[Given records — start]

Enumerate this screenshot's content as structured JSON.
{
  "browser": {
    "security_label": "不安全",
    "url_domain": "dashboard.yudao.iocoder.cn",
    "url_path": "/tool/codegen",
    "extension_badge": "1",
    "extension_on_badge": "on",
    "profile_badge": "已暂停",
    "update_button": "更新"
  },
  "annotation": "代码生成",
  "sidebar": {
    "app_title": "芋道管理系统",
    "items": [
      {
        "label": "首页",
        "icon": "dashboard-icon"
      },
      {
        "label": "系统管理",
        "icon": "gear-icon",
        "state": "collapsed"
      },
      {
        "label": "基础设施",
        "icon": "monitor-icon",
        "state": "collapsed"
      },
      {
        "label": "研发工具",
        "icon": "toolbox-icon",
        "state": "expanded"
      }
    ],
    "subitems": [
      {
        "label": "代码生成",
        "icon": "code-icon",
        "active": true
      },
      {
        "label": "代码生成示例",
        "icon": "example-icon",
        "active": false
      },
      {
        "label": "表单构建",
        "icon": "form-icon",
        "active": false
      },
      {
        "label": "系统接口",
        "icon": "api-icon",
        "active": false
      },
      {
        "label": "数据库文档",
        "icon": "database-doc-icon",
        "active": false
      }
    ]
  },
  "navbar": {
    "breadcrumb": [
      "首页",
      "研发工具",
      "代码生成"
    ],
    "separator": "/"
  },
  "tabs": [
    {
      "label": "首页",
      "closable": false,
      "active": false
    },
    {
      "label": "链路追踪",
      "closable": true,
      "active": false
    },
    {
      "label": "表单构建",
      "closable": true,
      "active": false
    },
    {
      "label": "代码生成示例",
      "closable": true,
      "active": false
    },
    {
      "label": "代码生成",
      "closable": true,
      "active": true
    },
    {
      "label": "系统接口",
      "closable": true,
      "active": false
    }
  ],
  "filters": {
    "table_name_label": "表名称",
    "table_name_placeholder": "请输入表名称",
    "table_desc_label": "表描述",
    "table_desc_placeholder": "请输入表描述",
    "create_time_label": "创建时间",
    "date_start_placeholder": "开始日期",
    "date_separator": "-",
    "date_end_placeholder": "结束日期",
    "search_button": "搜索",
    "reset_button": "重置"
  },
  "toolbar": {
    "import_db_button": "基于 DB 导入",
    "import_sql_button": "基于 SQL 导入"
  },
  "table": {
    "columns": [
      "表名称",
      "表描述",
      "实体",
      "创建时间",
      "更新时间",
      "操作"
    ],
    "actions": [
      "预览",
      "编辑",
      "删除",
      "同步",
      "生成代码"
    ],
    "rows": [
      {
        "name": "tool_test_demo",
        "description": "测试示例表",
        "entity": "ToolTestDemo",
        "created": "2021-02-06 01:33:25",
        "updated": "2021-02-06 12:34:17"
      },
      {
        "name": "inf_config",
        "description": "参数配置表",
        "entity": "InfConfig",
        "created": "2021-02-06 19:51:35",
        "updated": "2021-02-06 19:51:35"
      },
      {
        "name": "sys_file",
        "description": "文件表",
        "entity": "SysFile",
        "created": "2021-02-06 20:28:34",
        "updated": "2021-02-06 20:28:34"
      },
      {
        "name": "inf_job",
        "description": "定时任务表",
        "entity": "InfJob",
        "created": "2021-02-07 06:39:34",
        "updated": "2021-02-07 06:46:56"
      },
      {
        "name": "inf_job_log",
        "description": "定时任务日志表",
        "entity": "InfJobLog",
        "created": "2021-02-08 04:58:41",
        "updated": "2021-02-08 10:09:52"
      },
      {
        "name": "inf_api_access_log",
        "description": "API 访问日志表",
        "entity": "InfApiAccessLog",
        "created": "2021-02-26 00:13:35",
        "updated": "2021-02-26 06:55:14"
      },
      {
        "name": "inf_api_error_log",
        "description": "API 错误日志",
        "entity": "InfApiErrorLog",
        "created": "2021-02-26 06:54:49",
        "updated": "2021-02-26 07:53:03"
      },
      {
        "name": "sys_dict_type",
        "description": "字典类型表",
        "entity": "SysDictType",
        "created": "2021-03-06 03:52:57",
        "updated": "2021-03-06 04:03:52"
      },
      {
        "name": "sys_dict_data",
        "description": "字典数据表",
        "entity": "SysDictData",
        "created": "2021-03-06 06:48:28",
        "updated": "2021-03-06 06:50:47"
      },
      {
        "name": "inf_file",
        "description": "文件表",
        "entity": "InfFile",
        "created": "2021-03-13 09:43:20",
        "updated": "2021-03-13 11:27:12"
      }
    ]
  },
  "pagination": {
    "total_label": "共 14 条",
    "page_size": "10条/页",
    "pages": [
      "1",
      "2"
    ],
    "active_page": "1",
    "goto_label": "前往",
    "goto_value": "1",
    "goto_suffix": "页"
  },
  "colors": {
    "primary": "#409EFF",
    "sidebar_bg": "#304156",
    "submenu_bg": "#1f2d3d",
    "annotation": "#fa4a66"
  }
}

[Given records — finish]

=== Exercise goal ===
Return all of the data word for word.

=== Finished task ===
Enumerate this screenshot's content as structured JSON.
{
  "browser": {
    "security_label": "不安全",
    "url_domain": "dashboard.yudao.iocoder.cn",
    "url_path": "/tool/codegen",
    "extension_badge": "1",
    "extension_on_badge": "on",
    "profile_badge": "已暂停",
    "update_button": "更新"
  },
  "annotation": "代码生成",
  "sidebar": {
    "app_title": "芋道管理系统",
    "items": [
      {
        "label": "首页",
        "icon": "dashboard-icon"
      },
      {
        "label": "系统管理",
        "icon": "gear-icon",
        "state": "collapsed"
      },
      {
        "label": "基础设施",
        "icon": "monitor-icon",
        "state": "collapsed"
      },
      {
        "label": "研发工具",
        "icon": "toolbox-icon",
        "state": "expanded"
      }
    ],
    "subitems": [
      {
        "label": "代码生成",
        "icon": "code-icon",
        "active": true
      },
      {
        "label": "代码生成示例",
        "icon": "example-icon",
        "active": false
      },
      {
        "label": "表单构建",
        "icon": "form-icon",
        "active": false
      },
      {
        "label": "系统接口",
        "icon": "api-icon",
        "active": false
      },
      {
        "label": "数据库文档",
        "icon": "database-doc-icon",
        "active": false
      }
    ]
  },
  "navbar": {
    "breadcrumb": [
      "首页",
      "研发工具",
      "代码生成"
    ],
    "separator": "/"
  },
  "tabs": [
    {
      "label": "首页",
      "closable": false,
      "active": false
    },
    {
      "label": "链路追踪",
      "closable": true,
      "active": false
    },
    {
      "label": "表单构建",
      "closable": true,
      "active": false
    },
    {
      "label": "代码生成示例",
      "closable": true,
      "active": false
    },
    {
      "label": "代码生成",
      "closable": true,
      "active": true
    },
    {
      "label": "系统接口",
      "closable": true,
      "active": false
    }
  ],
  "filters": {
    "table_name_label": "表名称",
    "table_name_placeholder": "请输入表名称",
    "table_desc_label": "表描述",
    "table_desc_placeholder": "请输入表描述",
    "create_time_label": "创建时间",
    "date_start_placeholder": "开始日期",
    "date_separator": "-",
    "date_end_placeholder": "结束日期",
    "search_button": "搜索",
    "reset_button": "重置"
  },
  "toolbar": {
    "import_db_button": "基于 DB 导入",
    "import_sql_button": "基于 SQL 导入"
  },
  "table": {
    "columns": [
      "表名称",
      "表描述",
      "实体",
      "创建时间",
      "更新时间",
      "操作"
    ],
    "actions": [
      "预览",
      "编辑",
      "删除",
      "同步",
      "生成代码"
    ],
    "rows": [
      {
        "name": "tool_test_demo",
        "description": "测试示例表",
        "entity": "ToolTestDemo",
        "created": "2021-02-06 01:33:25",
        "updated": "2021-02-06 12:34:17"
      },
      {
        "name": "inf_config",
        "description": "参数配置表",
        "entity": "InfConfig",
        "created": "2021-02-06 19:51:35",
        "updated": "2021-02-06 19:51:35"
      },
      {
        "name": "sys_file",
        "description": "文件表",
        "entity": "SysFile",
        "created": "2021-02-06 20:28:34",
        "updated": "2021-02-06 20:28:34"
      },
      {
        "name": "inf_job",
        "description": "定时任务表",
        "entity": "InfJob",
        "created": "2021-02-07 06:39:34",
        "updated": "2021-02-07 06:46:56"
      },
      {
        "name": "inf_job_log",
        "description": "定时任务日志表",
        "entity": "InfJobLog",
        "created": "2021-02-08 04:58:41",
        "updated": "2021-02-08 10:09:52"
      },
      {
        "name": "inf_api_access_log",
        "description": "API 访问日志表",
        "entity": "InfApiAccessLog",
        "created": "2021-02-26 00:13:35",
        "updated": "2021-02-26 06:55:14"
      },
      {
        "name": "inf_api_error_log",
        "description": "API 错误日志",
        "entity": "InfApiErrorLog",
        "created": "2021-02-26 06:54:49",
        "updated": "2021-02-26 07:53:03"
      },
      {
        "name": "sys_dict_type",
        "description": "字典类型表",
        "entity": "SysDictType",
        "created": "2021-03-06 03:52:57",
        "updated": "2021-03-06 04:03:52"
      },
      {
        "name": "sys_dict_data",
        "description": "字典数据表",
        "entity": "SysDictData",
        "created": "2021-03-06 06:48:28",
        "updated": "2021-03-06 06:50:47"
      },
      {
        "name": "inf_file",
        "description": "文件表",
        "entity": "InfFile",
        "created": "2021-03-13 09:43:20",
        "updated": "2021-03-13 11:27:12"
      }
    ]
  },
  "pagination": {
    "total_label": "共 14 条",
    "page_size": "10条/页",
    "pages": [
      "1",
      "2"
    ],
    "active_page": "1",
    "goto_label": "前往",
    "goto_value": "1",
    "goto_suffix": "页"
  },
  "colors": {
    "primary": "#409EFF",
    "sidebar_bg": "#304156",
    "submenu_bg": "#1f2d3d",
    "annotation": "#fa4a66"
  }
}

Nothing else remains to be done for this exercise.